ASSIGNED TASK: If a line in the records below includes the word "name", count it, then give the total and nothing else.

-----

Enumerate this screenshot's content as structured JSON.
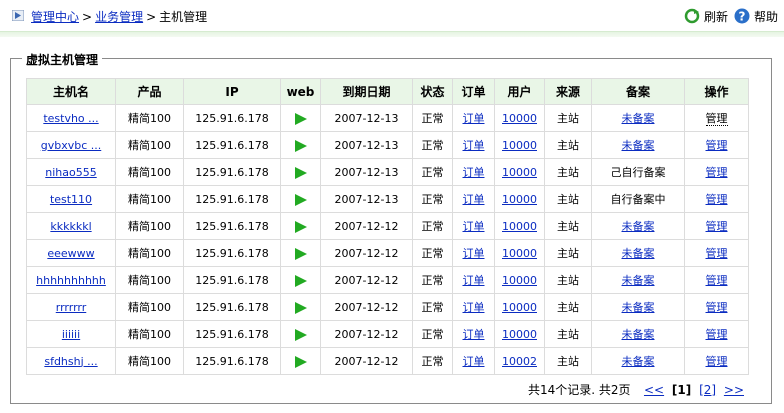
{
  "breadcrumb": {
    "items": [
      "管理中心",
      "业务管理",
      "主机管理"
    ],
    "separator": ">"
  },
  "actions": {
    "refresh": "刷新",
    "help": "帮助"
  },
  "panel": {
    "title": "虚拟主机管理"
  },
  "table": {
    "headers": [
      "主机名",
      "产品",
      "IP",
      "web",
      "到期日期",
      "状态",
      "订单",
      "用户",
      "来源",
      "备案",
      "操作"
    ],
    "rows": [
      {
        "name": "testvho ...",
        "product": "精简100",
        "ip": "125.91.6.178",
        "expire": "2007-12-13",
        "status": "正常",
        "order": "订单",
        "user": "10000",
        "source": "主站",
        "record": "未备案",
        "record_link": true,
        "op": "管理"
      },
      {
        "name": "gvbxvbc ...",
        "product": "精简100",
        "ip": "125.91.6.178",
        "expire": "2007-12-13",
        "status": "正常",
        "order": "订单",
        "user": "10000",
        "source": "主站",
        "record": "未备案",
        "record_link": true,
        "op": "管理"
      },
      {
        "name": "nihao555",
        "product": "精简100",
        "ip": "125.91.6.178",
        "expire": "2007-12-13",
        "status": "正常",
        "order": "订单",
        "user": "10000",
        "source": "主站",
        "record": "己自行备案",
        "record_link": false,
        "op": "管理"
      },
      {
        "name": "test110",
        "product": "精简100",
        "ip": "125.91.6.178",
        "expire": "2007-12-13",
        "status": "正常",
        "order": "订单",
        "user": "10000",
        "source": "主站",
        "record": "自行备案中",
        "record_link": false,
        "op": "管理"
      },
      {
        "name": "kkkkkkl",
        "product": "精简100",
        "ip": "125.91.6.178",
        "expire": "2007-12-12",
        "status": "正常",
        "order": "订单",
        "user": "10000",
        "source": "主站",
        "record": "未备案",
        "record_link": true,
        "op": "管理"
      },
      {
        "name": "eeewww",
        "product": "精简100",
        "ip": "125.91.6.178",
        "expire": "2007-12-12",
        "status": "正常",
        "order": "订单",
        "user": "10000",
        "source": "主站",
        "record": "未备案",
        "record_link": true,
        "op": "管理"
      },
      {
        "name": "hhhhhhhhhh",
        "product": "精简100",
        "ip": "125.91.6.178",
        "expire": "2007-12-12",
        "status": "正常",
        "order": "订单",
        "user": "10000",
        "source": "主站",
        "record": "未备案",
        "record_link": true,
        "op": "管理"
      },
      {
        "name": "rrrrrrr",
        "product": "精简100",
        "ip": "125.91.6.178",
        "expire": "2007-12-12",
        "status": "正常",
        "order": "订单",
        "user": "10000",
        "source": "主站",
        "record": "未备案",
        "record_link": true,
        "op": "管理"
      },
      {
        "name": "iiiiii",
        "product": "精简100",
        "ip": "125.91.6.178",
        "expire": "2007-12-12",
        "status": "正常",
        "order": "订单",
        "user": "10000",
        "source": "主站",
        "record": "未备案",
        "record_link": true,
        "op": "管理"
      },
      {
        "name": "sfdhshj ...",
        "product": "精简100",
        "ip": "125.91.6.178",
        "expire": "2007-12-12",
        "status": "正常",
        "order": "订单",
        "user": "10002",
        "source": "主站",
        "record": "未备案",
        "record_link": true,
        "op": "管理"
      }
    ]
  },
  "pager": {
    "summary": "共14个记录. 共2页",
    "prev": "<<",
    "pages": [
      "[1]",
      "[2]"
    ],
    "next": ">>"
  },
  "colors": {
    "header_bg": "#e9f6e7",
    "link": "#0b2cc1",
    "play": "#22aa22"
  }
}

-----

SOLUTION BELOW: 10